As with every Eclipse conference I don’t expect that I will attend a lot of sessions. But for sure I’ll try to attend as many sessions as possible around the safety critical tooling topic. And I hope to also catch up on what is happening in CDT – as much as I can actually understand it.
Other than that, many chats, many people, many beers.
We have a love hate relationship. Or, I should actually say, I have a love / hate relationship with CeBIT, I don’t think that CeBIT cares.
Standing at that booth for a whole five days is exhausting, frustrating, stimulating, all of it together or one after the other.
First time I’ve been here was in the 80th of the last century. At that time I was only invited to set-up, and others were doing the booth duty. My feelings were hurt, and I wanted to be one of the guys that are allowed to talk to the participants. But no. I had to go home on opening day.
Then I got to work for IBM, and I actually *had* to go. I started to experience the exhaustive side, the adrenaline side and the experience of hanging out for too long in the evening in Greek restaurants around Hannover in the evenings (really, there’s hardly anything else you can do there – do you remember, Mike?).
Now, working for the Eclipse Foundation, we actually have a little pavillon together with our members.

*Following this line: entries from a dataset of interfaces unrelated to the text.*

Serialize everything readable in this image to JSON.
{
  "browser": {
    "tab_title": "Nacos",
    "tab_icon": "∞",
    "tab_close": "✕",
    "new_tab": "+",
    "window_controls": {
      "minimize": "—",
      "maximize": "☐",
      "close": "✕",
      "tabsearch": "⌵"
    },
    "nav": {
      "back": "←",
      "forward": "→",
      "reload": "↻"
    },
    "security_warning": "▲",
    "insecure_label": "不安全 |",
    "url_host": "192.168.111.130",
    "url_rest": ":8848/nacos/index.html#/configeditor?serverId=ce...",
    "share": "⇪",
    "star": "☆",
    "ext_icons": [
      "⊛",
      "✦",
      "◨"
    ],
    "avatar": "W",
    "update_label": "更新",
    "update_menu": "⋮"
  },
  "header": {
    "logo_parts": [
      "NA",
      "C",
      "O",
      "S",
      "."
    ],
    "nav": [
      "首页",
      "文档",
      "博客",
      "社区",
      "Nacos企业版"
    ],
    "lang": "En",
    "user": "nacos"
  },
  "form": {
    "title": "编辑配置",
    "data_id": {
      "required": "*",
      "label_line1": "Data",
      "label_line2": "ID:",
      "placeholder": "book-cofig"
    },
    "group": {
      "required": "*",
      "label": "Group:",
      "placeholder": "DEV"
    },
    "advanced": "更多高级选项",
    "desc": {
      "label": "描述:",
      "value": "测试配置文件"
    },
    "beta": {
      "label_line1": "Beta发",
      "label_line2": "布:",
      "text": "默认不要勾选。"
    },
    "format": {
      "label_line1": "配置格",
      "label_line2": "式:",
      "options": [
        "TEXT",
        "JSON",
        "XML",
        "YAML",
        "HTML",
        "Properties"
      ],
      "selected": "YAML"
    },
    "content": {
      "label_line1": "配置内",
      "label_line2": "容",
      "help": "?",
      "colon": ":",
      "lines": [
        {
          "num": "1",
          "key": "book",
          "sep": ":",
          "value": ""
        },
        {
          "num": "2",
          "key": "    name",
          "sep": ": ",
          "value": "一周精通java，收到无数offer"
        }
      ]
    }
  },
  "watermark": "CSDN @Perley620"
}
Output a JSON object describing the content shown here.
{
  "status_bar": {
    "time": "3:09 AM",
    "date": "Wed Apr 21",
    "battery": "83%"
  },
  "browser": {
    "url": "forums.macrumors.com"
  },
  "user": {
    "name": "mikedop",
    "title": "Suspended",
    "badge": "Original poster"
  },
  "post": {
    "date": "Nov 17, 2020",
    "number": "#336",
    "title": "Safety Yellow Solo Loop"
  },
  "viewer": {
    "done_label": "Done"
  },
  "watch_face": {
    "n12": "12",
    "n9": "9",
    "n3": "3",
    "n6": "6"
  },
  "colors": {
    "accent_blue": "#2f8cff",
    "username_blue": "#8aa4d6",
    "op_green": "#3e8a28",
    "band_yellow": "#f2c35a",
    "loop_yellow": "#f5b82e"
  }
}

In the very busy hall 2, just in the center of the Open Source pavillon, you could find us. When the show started, I was thinking that this should be my last CeBIT. But know, even with all my muscles on fire and back, legs and feet hurting, I’m hoping that we’ll be back in 2013. Weird, eh?